--- RECORD EXCERPTS Enclosed Below ---

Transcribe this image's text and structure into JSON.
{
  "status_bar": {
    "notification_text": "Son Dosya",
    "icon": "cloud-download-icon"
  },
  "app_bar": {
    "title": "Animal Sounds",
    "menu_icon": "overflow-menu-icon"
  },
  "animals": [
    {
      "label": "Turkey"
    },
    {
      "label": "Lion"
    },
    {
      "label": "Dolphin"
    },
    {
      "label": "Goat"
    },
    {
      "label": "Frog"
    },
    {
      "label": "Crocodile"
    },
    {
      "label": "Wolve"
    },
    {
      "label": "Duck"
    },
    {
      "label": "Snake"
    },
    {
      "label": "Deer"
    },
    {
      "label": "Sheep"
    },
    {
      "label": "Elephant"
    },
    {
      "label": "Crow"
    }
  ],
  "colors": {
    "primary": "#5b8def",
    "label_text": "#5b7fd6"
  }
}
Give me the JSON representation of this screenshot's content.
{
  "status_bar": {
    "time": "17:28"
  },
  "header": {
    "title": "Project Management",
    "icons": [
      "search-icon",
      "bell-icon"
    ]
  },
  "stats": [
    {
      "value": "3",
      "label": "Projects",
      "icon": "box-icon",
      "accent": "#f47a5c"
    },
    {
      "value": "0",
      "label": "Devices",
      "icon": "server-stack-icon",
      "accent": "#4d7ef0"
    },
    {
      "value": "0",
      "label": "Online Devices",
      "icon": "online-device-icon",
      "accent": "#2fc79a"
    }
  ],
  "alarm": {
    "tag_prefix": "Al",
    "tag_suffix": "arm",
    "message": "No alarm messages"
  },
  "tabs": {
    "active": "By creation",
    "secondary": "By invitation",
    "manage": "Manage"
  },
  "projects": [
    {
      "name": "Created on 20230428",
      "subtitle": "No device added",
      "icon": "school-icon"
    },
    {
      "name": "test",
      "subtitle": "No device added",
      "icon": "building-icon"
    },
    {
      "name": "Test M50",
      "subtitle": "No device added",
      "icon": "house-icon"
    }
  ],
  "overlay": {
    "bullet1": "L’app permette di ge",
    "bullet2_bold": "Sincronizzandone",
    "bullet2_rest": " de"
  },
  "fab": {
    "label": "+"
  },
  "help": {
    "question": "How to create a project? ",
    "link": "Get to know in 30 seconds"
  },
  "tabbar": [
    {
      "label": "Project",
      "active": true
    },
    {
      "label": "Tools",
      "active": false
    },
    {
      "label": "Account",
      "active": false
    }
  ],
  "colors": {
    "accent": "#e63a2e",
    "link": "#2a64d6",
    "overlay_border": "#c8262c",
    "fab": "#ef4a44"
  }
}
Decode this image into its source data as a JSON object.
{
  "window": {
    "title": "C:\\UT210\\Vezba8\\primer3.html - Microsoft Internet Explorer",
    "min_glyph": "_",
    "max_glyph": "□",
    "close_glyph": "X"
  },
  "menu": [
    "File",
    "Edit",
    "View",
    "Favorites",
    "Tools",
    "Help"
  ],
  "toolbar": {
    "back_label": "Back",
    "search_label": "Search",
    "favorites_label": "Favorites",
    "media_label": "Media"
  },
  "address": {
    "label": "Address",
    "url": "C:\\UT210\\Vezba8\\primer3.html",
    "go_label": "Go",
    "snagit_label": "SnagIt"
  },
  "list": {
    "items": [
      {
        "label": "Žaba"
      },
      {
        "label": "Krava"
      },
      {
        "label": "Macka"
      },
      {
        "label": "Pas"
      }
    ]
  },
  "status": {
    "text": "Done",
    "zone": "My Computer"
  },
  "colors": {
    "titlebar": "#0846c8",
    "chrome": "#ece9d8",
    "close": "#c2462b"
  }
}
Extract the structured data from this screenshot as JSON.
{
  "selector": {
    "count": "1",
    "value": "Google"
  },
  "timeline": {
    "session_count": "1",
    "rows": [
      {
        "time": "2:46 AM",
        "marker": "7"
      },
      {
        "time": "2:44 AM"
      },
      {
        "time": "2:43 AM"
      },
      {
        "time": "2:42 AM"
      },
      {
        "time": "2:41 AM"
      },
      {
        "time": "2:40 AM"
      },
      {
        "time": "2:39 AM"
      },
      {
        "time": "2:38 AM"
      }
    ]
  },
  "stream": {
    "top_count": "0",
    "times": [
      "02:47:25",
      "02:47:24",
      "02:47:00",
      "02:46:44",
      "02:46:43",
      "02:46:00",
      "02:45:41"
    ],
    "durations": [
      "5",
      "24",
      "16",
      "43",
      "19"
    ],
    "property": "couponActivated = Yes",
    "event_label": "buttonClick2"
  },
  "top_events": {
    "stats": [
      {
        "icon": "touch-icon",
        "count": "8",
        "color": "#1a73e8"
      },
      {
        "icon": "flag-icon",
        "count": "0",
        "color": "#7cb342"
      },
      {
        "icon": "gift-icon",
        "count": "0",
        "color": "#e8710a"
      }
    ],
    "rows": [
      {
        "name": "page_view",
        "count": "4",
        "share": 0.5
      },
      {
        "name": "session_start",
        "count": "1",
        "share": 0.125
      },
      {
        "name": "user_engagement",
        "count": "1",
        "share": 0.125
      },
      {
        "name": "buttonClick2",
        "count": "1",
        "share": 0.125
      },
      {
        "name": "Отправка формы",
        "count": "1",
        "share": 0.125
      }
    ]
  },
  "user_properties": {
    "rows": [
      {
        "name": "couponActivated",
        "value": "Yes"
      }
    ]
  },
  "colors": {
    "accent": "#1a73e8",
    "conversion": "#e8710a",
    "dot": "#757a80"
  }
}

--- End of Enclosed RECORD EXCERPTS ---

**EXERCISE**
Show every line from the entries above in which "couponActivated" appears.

**ANSWER SPACE**
    "property": "couponActivated = Yes",
        "name": "couponActivated",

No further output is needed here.